Several options to deal with racist representations in the public have already been suggested, and we believe that they offer interesting grounds for a debate on the future of this rotary.
An information board that informs on the former name-giver of a street, the new name-giver, and on the process of renaming, is a minimum one should ask for, so that passers-by can “stumble” upon and learn about the history of colonialism and decolonial processes. This is what occurred in Berlin with the former Gröbenufer (now May-Ayim-Ufer) in 2010 and more recently with Wissmannstraße (now Lucy-Lamek-Straße) in April 2021. The Foundation Prussian Palaces and Gardens has installed such an information board – a decision we welcome.
The statue of former governor of German East-Africa Hermann von Wissmann, whose history includes its traveling from Dar es Salaam to Britain, then Hamburg and Berlin, also shows a possible trajectory for those “signs of the potentate” (Mbembe): when reframed in the context of critical exhibitions on the colonial era, these installations are not cancelled but actively participate in an effort to work through difficult pasts and address traces of institutional in the urban landscape, as was done when Wissmann was displayed lying and full of paint in the temporary exhibition on German colonialism in the German Historical Museum in 2015-2016. The four busts of Africans could follow the toppled Wissmann and travel away from Sanssouci to serve as witnesses of the history of racism, exoticism, and the transatlantic trade of enslaved Africans in future exhibitions.
In Bristol, a week after the toppling of Edward Colston, the artist Marc Quinn opportunistically occupied the plinth with his artwork A Surge of Power, a statue of #BLM activist Jen Reid who had stood on this plinth with a raised fist a week before. Quinn declared that this statue was “not a permanent artwork,” organised a press conference with Jen Reid herself, and thereby displayed to some extent a self-reflexive behaviour that earned him the status of an “ally” to the #BLM movement in the words of Booker prize winner Bernardine Evaristo. Yet, this intervention by a wealthy London-based white male artist in a Black-led-movement has also been criticized as capitalizing on the political moment for one’s prestige. Even if it proposed a change in perspective in representations and sparked a debate on the possible futures for the square and the adjacent Colston Avenue, Quinn’s intervention revealed the danger of seeming solidarity. It showed how the issue of representation goes beyond the question of who is represented; it is also about who has the decision-making power, who has the sovereignty of interpretation and who benefits from such political movements.

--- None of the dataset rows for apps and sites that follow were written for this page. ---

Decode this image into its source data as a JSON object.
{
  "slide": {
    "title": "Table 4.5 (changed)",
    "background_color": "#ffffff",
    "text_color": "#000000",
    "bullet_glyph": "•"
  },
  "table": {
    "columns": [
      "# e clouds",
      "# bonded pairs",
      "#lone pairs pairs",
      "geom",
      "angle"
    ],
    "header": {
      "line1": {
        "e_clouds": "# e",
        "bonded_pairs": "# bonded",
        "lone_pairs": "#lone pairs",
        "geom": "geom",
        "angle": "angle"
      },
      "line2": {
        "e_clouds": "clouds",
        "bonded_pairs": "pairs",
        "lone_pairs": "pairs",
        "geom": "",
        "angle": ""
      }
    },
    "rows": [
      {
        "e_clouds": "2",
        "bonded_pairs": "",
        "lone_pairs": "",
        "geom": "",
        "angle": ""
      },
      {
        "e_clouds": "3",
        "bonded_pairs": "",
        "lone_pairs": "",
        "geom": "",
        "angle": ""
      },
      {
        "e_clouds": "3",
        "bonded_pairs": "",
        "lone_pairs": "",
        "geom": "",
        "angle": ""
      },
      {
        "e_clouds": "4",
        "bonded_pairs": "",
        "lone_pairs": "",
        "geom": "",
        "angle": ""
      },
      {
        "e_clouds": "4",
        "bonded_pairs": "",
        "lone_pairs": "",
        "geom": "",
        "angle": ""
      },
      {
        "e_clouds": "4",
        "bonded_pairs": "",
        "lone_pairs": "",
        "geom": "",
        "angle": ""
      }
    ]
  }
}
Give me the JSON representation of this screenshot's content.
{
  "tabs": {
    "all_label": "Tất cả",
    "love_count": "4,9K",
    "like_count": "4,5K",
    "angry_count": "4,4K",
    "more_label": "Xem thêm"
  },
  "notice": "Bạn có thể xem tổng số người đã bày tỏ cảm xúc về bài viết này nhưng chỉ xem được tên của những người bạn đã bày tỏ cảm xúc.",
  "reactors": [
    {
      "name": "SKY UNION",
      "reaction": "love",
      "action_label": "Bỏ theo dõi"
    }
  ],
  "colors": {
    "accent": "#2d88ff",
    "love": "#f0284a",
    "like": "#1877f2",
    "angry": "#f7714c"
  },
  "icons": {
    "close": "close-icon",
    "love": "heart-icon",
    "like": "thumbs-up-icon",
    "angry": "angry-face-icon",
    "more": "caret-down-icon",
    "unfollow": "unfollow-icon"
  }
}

On the other side of the Atlantic, the Theodore Roosevelt monument in New York still stands with its unambiguous colonial-racist hierarchy. This has been a daily sight for New Yorkers and landmarks for tourists for 80 years. Last year, artist Daniela Ortiz was asked by the city council to make a proposal for a new monument replacing this shameless display of white supremacy. In her sketch for a new monument, she removed the white male character from the installation and displayed the Indigenous American character, the Black character and the horse “resting”. In her words, they are having some well-deserved “leisure time after the struggle”, sitting on a plinth whose four sides remember different anti-colonial movements.
In a similar vein, the Foundation Prussian Palaces and Gardens could publish a call for proposals for a new artistic installation in lieu of (or even with) the four busts of Africans of the rotary. Many African contemporary artists or artistic collectives have already engaged with the history of enslavement (see Kardux, “Monuments of the Black Atlantic”). An installation that addresses this history would be more than welcome in this imperial park.